  6. Deb Britenbaker
    19 May 2014 @ 1:13 am

    A vegetarian or vegan diet can be unhealthy if it is heavy on processed and refined foods, sugars, caffeine, and fats. I mean, potato chips are vegan, but that does not make them healthy or nutritious. It is necessary to eat the Superfoods that meet your bodies requirements for true physical and Spiritual wellness. 

  7. Joe Erwin
    19 May 2014 @ 4:07 am
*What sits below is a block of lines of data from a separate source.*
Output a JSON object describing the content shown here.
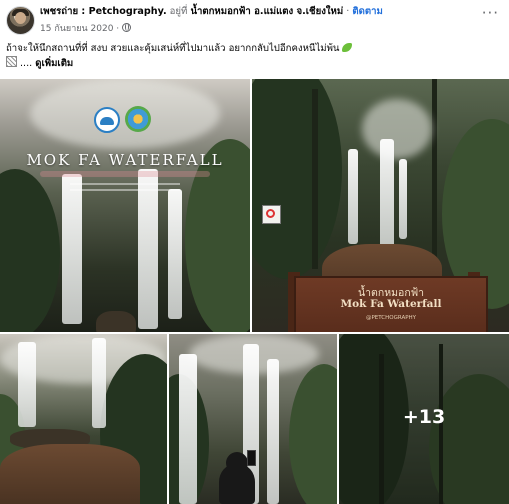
{
  "header": {
    "author": "เพชรถ่าย : Petchography.",
    "verb": " อยู่ที่ ",
    "location": "น้ำตกหมอกฟ้า อ.แม่แตง จ.เชียงใหม่",
    "separator": " · ",
    "follow_label": "ติดตาม",
    "date": "15 กันยายน 2020 ·",
    "privacy_icon": "globe-icon",
    "options_icon": "more-options-icon"
  },
  "caption": {
    "text": "ถ้าจะให้นึกสถานที่ที่ สงบ สวยและคุ้มเสน่ห์ที่ไปมาแล้ว อยากกลับไปอีกคงหนีไม่พ้น",
    "emoji_icon": "leaf-emoji-icon",
    "line2_prefix": "....",
    "see_more": "ดูเพิ่มเติม"
  },
  "photos": {
    "p1": {
      "title": "MOK FA WATERFALL",
      "logo_left": "department-logo-icon",
      "logo_right": "park-logo-icon"
    },
    "p2": {
      "sign_th": "น้ำตกหมอกฟ้า",
      "sign_en": "Mok Fa Waterfall",
      "sign_credit": "@PETCHOGRAPHY",
      "no_swim_icon": "prohibition-sign-icon"
    },
    "more_count": "+13"
  },
  "colors": {
    "link_blue": "#216fdb",
    "secondary_text": "#65676b",
    "primary_text": "#050505"
  }
}
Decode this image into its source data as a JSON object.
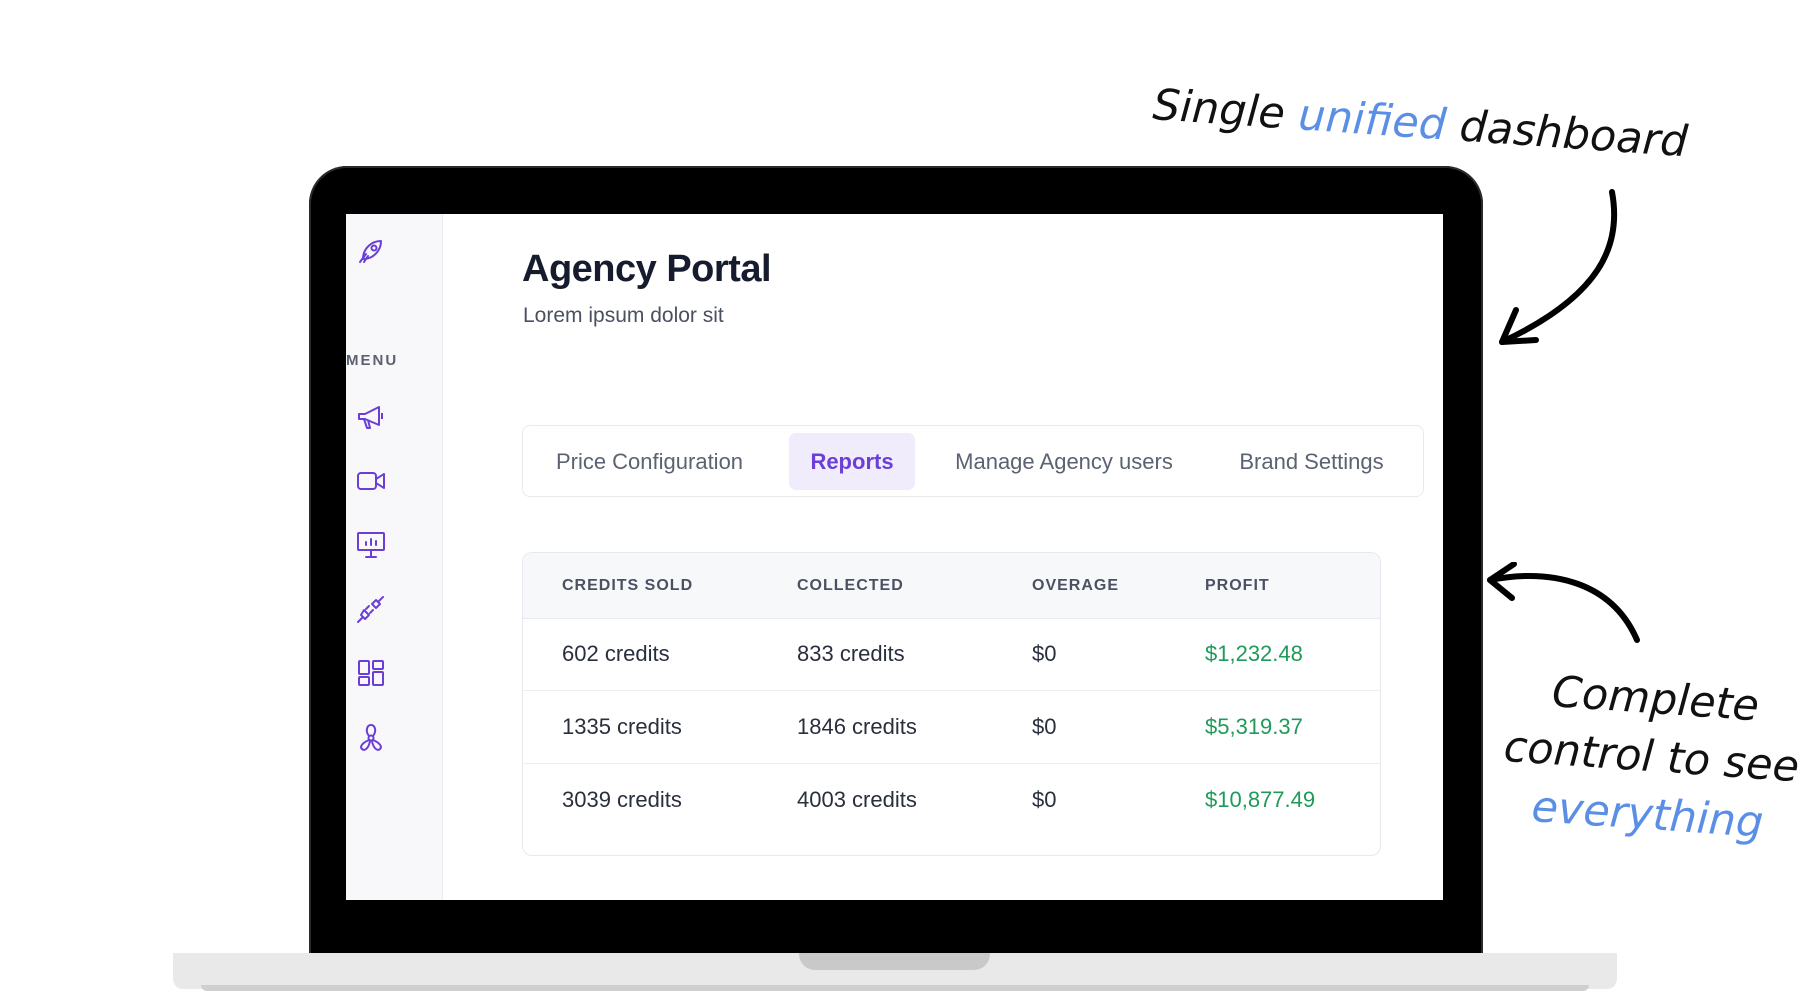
{
  "annotations": {
    "top": {
      "before": "Single ",
      "highlight": "unified",
      "after": " dashboard"
    },
    "right": {
      "line1": "Complete",
      "line2": "control to see",
      "highlight": "everything"
    }
  },
  "sidebar": {
    "menu_label": "MENU",
    "icons": [
      "rocket-icon",
      "megaphone-icon",
      "video-icon",
      "presentation-icon",
      "plug-icon",
      "dashboard-icon",
      "fan-icon"
    ]
  },
  "header": {
    "title": "Agency Portal",
    "subtitle": "Lorem ipsum dolor sit"
  },
  "tabs": [
    {
      "label": "Price Configuration",
      "active": false
    },
    {
      "label": "Reports",
      "active": true
    },
    {
      "label": "Manage Agency users",
      "active": false
    },
    {
      "label": "Brand Settings",
      "active": false
    }
  ],
  "table": {
    "columns": [
      "CREDITS SOLD",
      "COLLECTED",
      "OVERAGE",
      "PROFIT"
    ],
    "rows": [
      [
        "602 credits",
        "833 credits",
        "$0",
        "$1,232.48"
      ],
      [
        "1335 credits",
        "1846 credits",
        "$0",
        "$5,319.37"
      ],
      [
        "3039 credits",
        "4003 credits",
        "$0",
        "$10,877.49"
      ]
    ]
  },
  "colors": {
    "accent": "#6b3fd6",
    "profit": "#1f9a5a",
    "highlight": "#5b8fe6"
  }
}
    While hunter-gatherer societies did not have to worry about eating too many potato chips or hamburgers and hotdogs, many of them did have to worry about getting enough calories to sustain life. Gathering (nearly vegan, aside from gathering eggs and shellfish) was pretty vital, but often insufficient. And in some areas of human habitation, people came to depend heavily on meat and animal fat–even large amounts eaten raw in some societies. Am I wrong, or does not scripture indicate that God loves the smell of sizzling lamb fat. Aha! Just a thought. Maybe that's what hell is all about. It could be fueled by a large number of obese people….
     

    • Stephen Foster
      19 May 2014 @ 7:39 pm

      You’re humorous, but it’s not clear to me what the typical sacrifice of lambs has to do with whether our bodies were designed to eat plants or animals.
       
      Deb Britenbaker makes an excellent point about other stuff (processed and manmade foods) that our bodies weren’t exactly designed to process.